A trip to Mankayan, a mining town in the mountains of the Philippines
By Meeka Otway
Our time in the Philippines has been very intense. We have been here less than two weeks and we have already visited communities in Mankayan, Cordillera and participated in the 3-day International Peoples Conference on Mining in the Philippines.
On the first day of our trip to Mankayan we stayed at a hotel in Baguio, met with some of the indigenous people there and learned about the state of the area and what to expect. After the meeting we spent some time at the tailings pond. The lake was pretty much ruined by pollution from the mining. Actually a lot of the landscape was also affected.
We went to a nearby community to meet with a family and local organizers. We stayed the whole day. We had a break from the meeting in the middle of the day because the rain was so heavy that the translators could not be heard. We had 3 people translating into English, Tagalog and Spanish. During our break we had a meal. Some of the people were pretty amazed that the men were cooking. They were not used to seeing men doing housework. When this was brought up the locals explained that the husband and the wife share responsibilities equally regardless of whether it’s with children, housework or farming … whatever needs to be done.
While at this meeting we learned that there are a lot of health problems due to the environment being impacted. Before mining, the community had always swum in the lake, but with the tailings they can no longer swim safely. When they do swim they end up with terrible rashes on their bodies and if they accidentally swallow some water they may develop respiratory problems as well. The health problems that were mentioned were rashes, respiratory issues and a lot of women having miscarriages. Many of the livestock that drank from the area have died and the vegetation is severely impacted too.
After a lot of our questions were answered, I asked if the local government was helping at all. Unfortunately they said no and so I asked again to see if anyone is helping them at all. One of them smiled and talked about international solidarity. We were fed very well that day and ate some fruit that came directly from one of the trees. On our way back there were some landslides. The roads are being expanded all around without putting proper structures so they will be even more unstable than to begin with.
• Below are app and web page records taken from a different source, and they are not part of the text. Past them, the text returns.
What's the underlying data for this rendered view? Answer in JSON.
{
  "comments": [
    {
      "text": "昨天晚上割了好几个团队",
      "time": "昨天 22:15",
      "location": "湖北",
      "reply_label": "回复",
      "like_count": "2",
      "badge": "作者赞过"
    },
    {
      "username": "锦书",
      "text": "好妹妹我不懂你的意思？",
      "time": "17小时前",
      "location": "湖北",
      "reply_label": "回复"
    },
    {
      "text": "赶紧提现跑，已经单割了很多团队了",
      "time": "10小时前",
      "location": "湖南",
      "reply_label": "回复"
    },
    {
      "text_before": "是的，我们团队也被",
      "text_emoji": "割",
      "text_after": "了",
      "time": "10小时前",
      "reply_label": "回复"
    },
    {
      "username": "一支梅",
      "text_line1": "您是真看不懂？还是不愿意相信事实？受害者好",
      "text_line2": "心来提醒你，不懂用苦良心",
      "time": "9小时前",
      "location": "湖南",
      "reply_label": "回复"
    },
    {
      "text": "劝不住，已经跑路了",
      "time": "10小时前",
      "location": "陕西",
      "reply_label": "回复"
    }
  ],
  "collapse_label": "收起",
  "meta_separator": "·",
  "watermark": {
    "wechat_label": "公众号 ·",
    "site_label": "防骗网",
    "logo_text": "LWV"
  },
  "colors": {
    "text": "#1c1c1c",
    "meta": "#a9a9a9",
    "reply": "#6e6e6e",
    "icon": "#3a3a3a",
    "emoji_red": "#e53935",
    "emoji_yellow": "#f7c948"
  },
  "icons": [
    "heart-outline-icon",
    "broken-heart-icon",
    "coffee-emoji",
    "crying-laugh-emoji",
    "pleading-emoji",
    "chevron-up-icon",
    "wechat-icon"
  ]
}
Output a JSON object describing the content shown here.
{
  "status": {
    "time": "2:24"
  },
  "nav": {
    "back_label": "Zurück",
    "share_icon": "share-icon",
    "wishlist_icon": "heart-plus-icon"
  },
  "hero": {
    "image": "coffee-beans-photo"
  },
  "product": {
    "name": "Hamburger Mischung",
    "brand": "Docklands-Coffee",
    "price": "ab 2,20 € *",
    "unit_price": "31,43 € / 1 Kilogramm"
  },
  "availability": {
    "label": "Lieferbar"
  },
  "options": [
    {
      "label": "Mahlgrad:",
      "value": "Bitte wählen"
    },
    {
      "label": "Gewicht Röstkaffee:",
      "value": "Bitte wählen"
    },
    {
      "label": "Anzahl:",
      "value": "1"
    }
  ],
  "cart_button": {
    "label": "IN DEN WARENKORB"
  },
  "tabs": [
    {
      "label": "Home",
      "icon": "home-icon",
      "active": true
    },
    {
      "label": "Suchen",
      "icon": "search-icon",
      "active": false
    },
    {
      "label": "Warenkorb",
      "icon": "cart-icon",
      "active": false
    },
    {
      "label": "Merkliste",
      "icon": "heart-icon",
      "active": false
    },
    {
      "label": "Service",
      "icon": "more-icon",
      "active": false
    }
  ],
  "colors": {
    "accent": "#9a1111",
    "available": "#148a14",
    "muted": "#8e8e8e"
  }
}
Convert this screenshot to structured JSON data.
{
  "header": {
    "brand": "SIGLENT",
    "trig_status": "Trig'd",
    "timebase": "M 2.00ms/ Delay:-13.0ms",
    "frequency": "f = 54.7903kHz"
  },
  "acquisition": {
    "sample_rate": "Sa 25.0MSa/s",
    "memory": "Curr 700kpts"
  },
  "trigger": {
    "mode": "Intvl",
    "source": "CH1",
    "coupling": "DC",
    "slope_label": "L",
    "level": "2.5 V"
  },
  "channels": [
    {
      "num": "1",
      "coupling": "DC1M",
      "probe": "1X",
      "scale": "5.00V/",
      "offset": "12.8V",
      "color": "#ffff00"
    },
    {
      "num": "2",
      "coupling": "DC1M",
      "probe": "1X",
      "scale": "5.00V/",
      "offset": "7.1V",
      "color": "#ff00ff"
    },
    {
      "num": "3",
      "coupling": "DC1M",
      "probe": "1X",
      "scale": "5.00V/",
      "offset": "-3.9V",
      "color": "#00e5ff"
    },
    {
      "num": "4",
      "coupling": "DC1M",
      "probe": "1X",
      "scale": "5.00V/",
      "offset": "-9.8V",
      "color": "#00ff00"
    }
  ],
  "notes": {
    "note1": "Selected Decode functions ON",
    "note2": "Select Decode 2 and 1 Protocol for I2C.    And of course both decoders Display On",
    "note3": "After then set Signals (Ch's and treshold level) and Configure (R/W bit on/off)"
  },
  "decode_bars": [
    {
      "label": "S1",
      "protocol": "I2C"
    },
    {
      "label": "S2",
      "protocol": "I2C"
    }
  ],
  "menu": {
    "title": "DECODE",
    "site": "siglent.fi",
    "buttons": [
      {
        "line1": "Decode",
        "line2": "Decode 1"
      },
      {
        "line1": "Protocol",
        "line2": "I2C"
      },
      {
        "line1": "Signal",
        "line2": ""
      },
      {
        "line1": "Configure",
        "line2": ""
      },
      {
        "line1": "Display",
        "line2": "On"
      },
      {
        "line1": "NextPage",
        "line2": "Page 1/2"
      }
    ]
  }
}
That night when we got back to our house we ate dinner and pretty much went to bed right away. The next day we had a little bit of a breathing room due to the arrival of a journalist. We had enough time to leisurely eat breakfast and shower before our travels back Manilla for the conference.